── Data section ──
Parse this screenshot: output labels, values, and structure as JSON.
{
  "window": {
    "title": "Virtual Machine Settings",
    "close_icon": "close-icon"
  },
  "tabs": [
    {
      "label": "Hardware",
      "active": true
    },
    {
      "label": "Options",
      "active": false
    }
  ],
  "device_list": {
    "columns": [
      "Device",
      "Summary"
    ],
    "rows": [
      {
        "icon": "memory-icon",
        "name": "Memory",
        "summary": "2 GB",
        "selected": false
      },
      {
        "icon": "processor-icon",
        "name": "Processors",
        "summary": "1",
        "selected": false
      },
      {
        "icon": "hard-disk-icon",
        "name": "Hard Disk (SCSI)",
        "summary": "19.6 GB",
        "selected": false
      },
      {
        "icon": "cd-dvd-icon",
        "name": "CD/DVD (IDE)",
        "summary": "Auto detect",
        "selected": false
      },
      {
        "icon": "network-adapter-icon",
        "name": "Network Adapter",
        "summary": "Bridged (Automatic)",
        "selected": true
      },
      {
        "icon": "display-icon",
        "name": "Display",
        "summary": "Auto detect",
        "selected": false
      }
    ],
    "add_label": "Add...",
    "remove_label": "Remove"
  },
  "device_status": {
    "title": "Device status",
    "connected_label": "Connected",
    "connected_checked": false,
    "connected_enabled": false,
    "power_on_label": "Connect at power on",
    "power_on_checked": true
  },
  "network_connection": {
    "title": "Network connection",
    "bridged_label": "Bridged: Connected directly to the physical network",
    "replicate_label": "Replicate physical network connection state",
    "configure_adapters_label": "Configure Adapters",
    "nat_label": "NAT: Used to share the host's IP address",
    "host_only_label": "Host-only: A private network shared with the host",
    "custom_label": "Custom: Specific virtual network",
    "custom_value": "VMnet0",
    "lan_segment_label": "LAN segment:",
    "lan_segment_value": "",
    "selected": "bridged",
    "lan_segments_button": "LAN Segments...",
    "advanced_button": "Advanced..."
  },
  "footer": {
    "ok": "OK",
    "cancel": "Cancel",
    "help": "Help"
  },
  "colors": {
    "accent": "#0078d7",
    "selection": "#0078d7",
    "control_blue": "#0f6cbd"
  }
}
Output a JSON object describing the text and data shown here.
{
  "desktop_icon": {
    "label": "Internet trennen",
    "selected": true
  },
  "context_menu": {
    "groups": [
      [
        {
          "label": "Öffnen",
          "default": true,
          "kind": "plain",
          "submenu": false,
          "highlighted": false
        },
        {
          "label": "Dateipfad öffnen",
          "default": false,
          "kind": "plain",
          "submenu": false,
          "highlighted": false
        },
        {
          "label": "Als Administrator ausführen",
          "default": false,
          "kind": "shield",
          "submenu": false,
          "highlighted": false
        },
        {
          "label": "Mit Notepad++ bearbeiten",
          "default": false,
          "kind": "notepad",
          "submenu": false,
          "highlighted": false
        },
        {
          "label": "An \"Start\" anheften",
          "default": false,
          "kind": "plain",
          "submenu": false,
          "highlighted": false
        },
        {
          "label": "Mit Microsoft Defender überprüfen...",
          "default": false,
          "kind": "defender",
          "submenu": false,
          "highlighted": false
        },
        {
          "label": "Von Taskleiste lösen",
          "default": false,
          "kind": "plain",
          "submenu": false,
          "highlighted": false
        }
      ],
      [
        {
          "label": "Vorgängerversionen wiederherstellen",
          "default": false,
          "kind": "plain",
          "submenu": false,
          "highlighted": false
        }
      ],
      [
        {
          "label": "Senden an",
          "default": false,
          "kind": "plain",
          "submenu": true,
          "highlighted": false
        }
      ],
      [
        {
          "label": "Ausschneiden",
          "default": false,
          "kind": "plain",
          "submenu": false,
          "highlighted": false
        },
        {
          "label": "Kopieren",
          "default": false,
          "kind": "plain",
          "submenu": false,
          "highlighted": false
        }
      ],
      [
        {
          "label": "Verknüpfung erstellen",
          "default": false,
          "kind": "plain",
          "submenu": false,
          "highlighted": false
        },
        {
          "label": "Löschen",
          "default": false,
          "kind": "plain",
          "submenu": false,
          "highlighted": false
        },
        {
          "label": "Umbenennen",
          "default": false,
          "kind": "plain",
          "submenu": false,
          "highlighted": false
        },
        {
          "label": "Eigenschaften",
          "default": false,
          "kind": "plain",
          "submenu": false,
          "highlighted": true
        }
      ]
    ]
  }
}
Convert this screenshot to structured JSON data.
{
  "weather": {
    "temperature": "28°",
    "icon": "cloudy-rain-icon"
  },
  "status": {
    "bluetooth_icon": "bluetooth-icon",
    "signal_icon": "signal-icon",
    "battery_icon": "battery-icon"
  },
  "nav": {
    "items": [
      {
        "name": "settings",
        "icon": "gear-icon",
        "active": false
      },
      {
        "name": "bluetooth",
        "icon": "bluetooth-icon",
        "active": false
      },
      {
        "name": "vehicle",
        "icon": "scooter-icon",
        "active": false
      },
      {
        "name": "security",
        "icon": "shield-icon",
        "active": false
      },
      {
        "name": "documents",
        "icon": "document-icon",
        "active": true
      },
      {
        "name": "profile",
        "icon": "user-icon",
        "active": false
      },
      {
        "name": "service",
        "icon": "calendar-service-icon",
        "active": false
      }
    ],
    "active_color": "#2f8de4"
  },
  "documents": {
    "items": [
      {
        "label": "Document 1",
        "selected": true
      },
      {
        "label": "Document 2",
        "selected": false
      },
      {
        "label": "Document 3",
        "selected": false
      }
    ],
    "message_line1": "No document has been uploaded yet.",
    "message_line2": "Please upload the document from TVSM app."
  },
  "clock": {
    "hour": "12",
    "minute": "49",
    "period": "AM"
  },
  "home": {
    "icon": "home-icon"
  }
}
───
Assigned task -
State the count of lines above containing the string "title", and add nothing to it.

Expected answer -
3